**The input:**
+++
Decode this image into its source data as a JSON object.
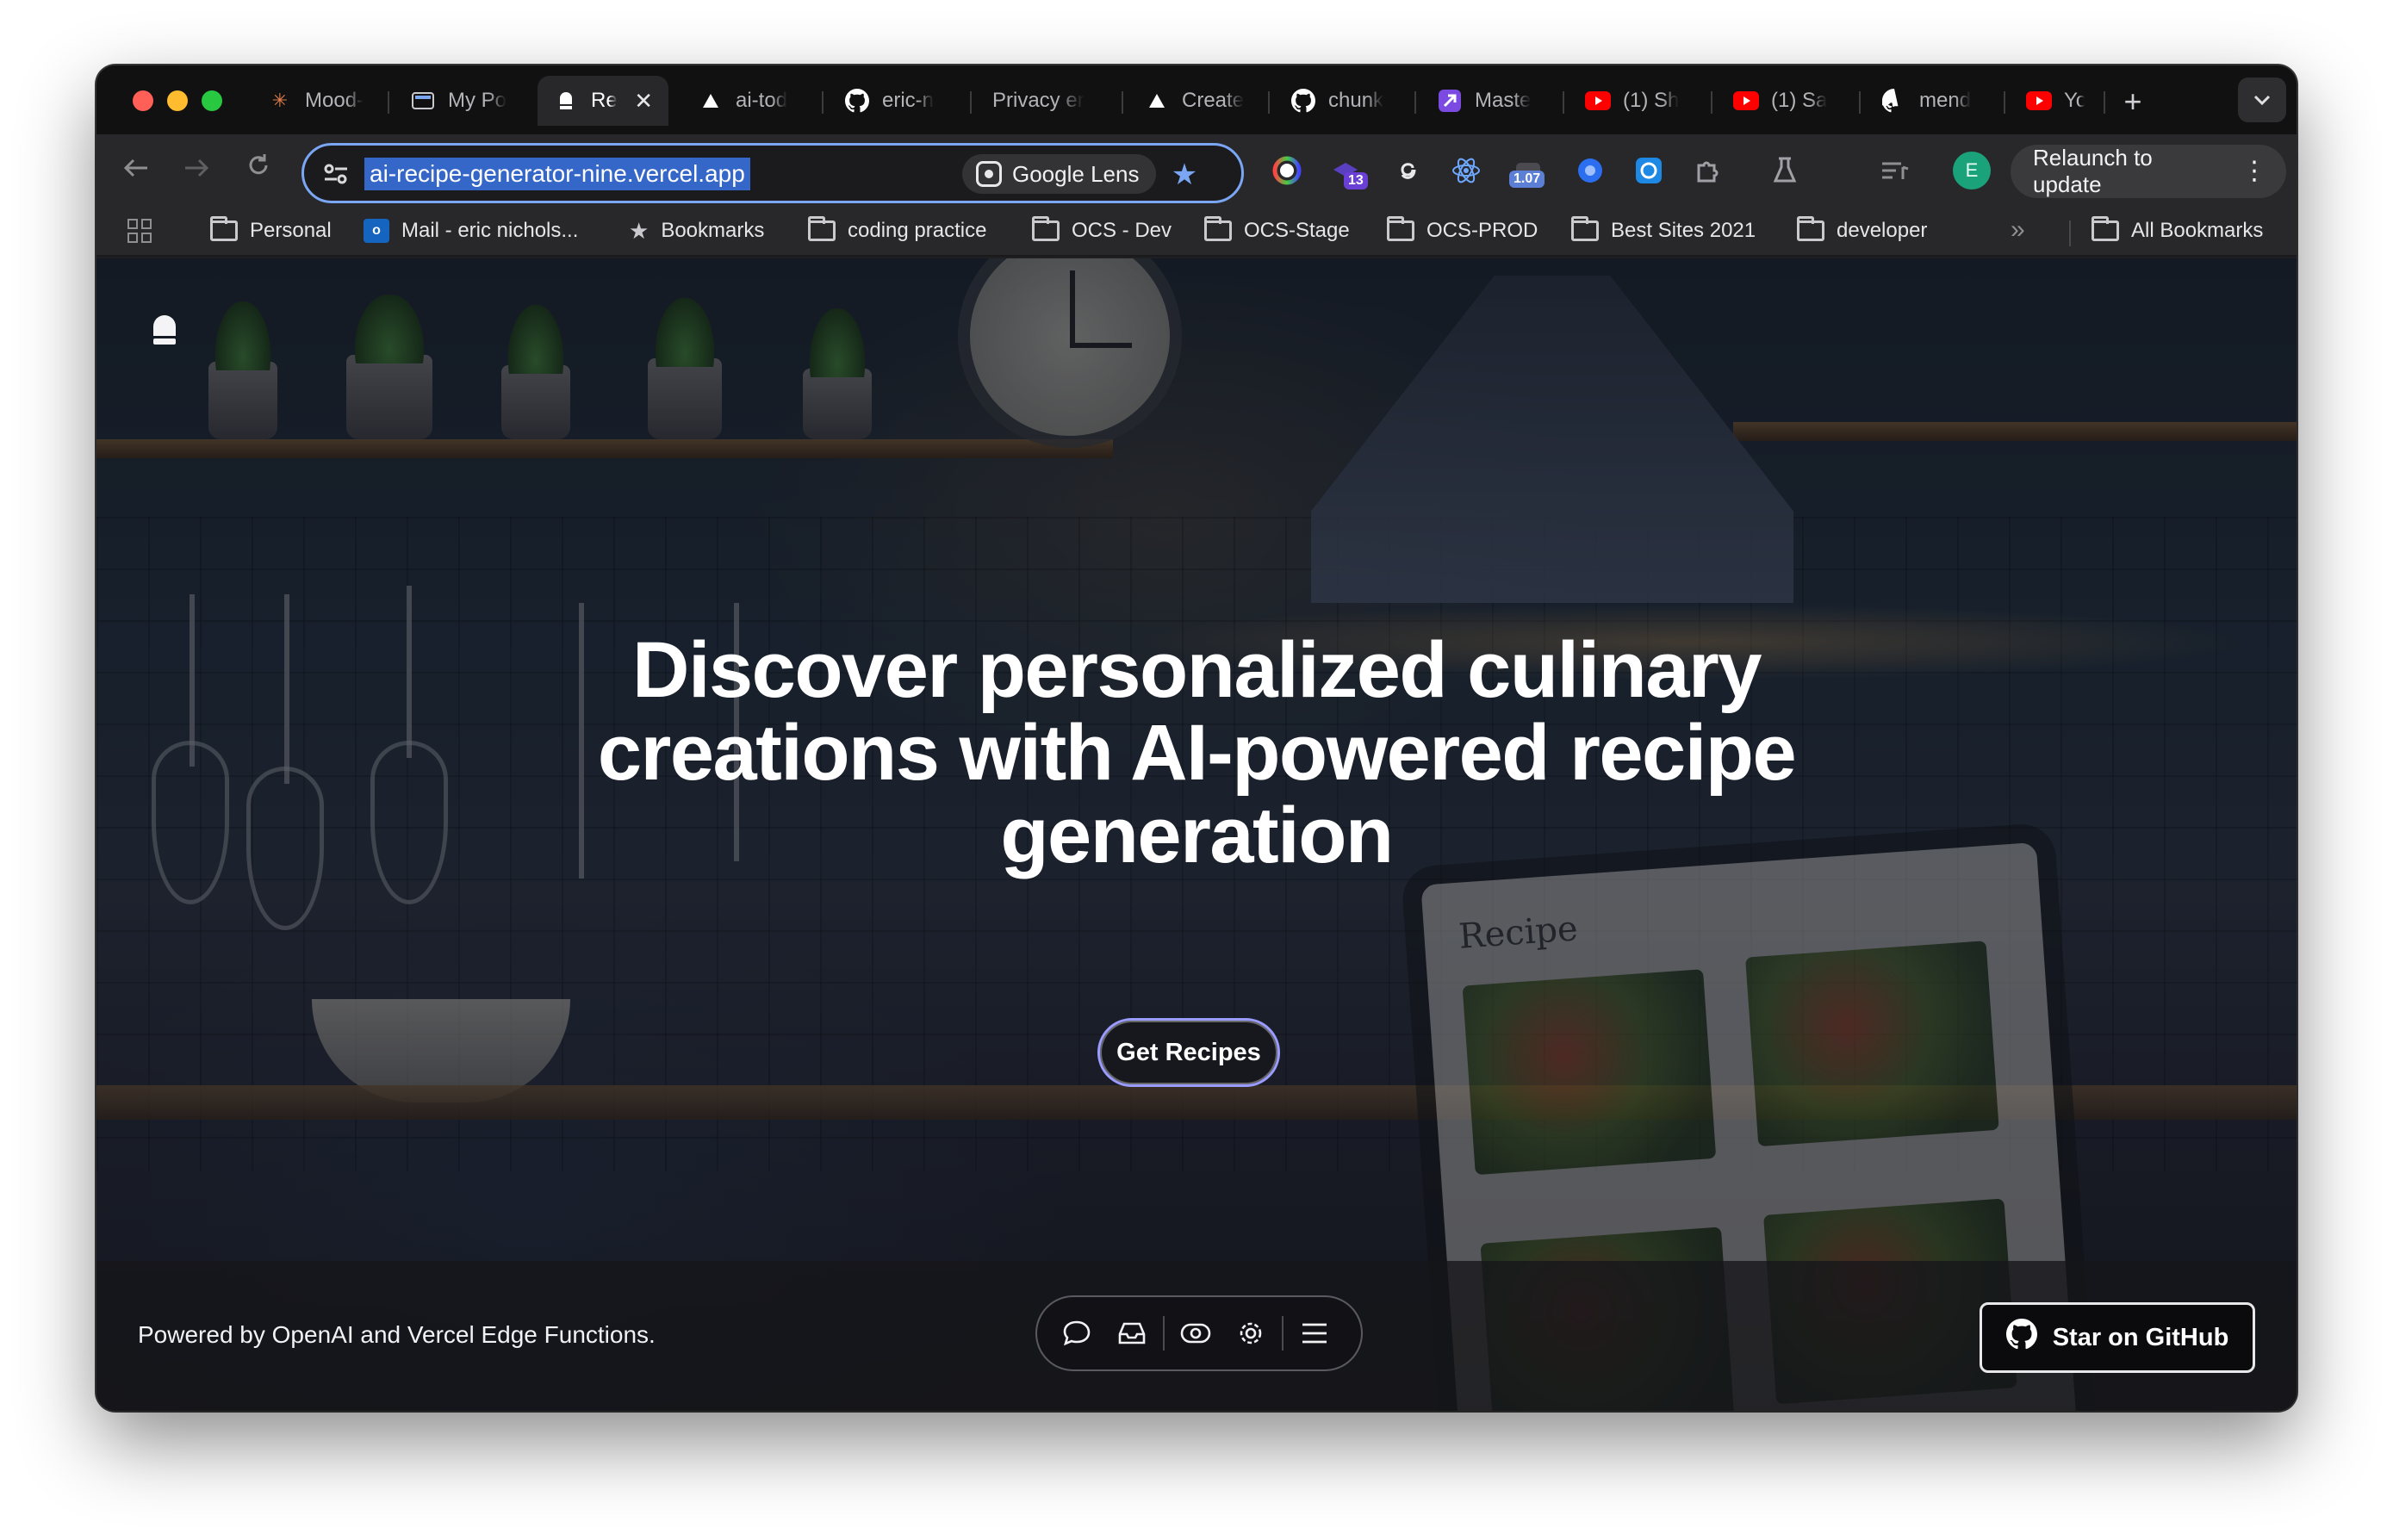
{
  "browser": {
    "tabs": [
      {
        "label": "Mood-",
        "icon": "claude-icon",
        "active": false
      },
      {
        "label": "My Po",
        "icon": "window-icon",
        "active": false
      },
      {
        "label": "Re",
        "icon": "bell-icon",
        "active": true
      },
      {
        "label": "ai-tod",
        "icon": "vercel-icon",
        "active": false
      },
      {
        "label": "eric-n",
        "icon": "github-icon",
        "active": false
      },
      {
        "label": "Privacy er",
        "icon": "none",
        "active": false
      },
      {
        "label": "Create",
        "icon": "vercel-icon",
        "active": false
      },
      {
        "label": "chunk",
        "icon": "github-icon",
        "active": false
      },
      {
        "label": "Maste",
        "icon": "app-icon",
        "active": false
      },
      {
        "label": "(1) Sh",
        "icon": "youtube-icon",
        "active": false
      },
      {
        "label": "(1) Sa",
        "icon": "youtube-icon",
        "active": false
      },
      {
        "label": "mend",
        "icon": "github-icon",
        "active": false
      },
      {
        "label": "YouTu",
        "icon": "youtube-icon",
        "active": false
      }
    ],
    "tab_close": "✕",
    "new_tab": "+",
    "url": "ai-recipe-generator-nine.vercel.app",
    "lens_label": "Google Lens",
    "extension_badges": {
      "notifications": "13",
      "version": "1.07"
    },
    "avatar_initial": "E",
    "relaunch_label": "Relaunch to update",
    "bookmarks": [
      {
        "label": "Personal",
        "icon": "folder-icon"
      },
      {
        "label": "Mail - eric nichols...",
        "icon": "outlook-icon"
      },
      {
        "label": "Bookmarks",
        "icon": "star-icon"
      },
      {
        "label": "coding practice",
        "icon": "folder-icon"
      },
      {
        "label": "OCS - Dev",
        "icon": "folder-icon"
      },
      {
        "label": "OCS-Stage",
        "icon": "folder-icon"
      },
      {
        "label": "OCS-PROD",
        "icon": "folder-icon"
      },
      {
        "label": "Best Sites 2021",
        "icon": "folder-icon"
      },
      {
        "label": "developer",
        "icon": "folder-icon"
      }
    ],
    "all_bookmarks": "All Bookmarks"
  },
  "page": {
    "hero_title": "Discover personalized culinary creations with AI-powered recipe generation",
    "cta_label": "Get Recipes",
    "footer_text": "Powered by OpenAI and Vercel Edge Functions.",
    "github_label": "Star on GitHub",
    "background_tablet_text": "Recipe"
  },
  "colors": {
    "accent": "#7aa6f4",
    "cta_border": "#9a9cff",
    "url_highlight": "#3567c8"
  }
}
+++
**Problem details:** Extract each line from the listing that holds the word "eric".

**Answer area:**
        "label": "eric-n",
        "label": "Mail - eric nichols...",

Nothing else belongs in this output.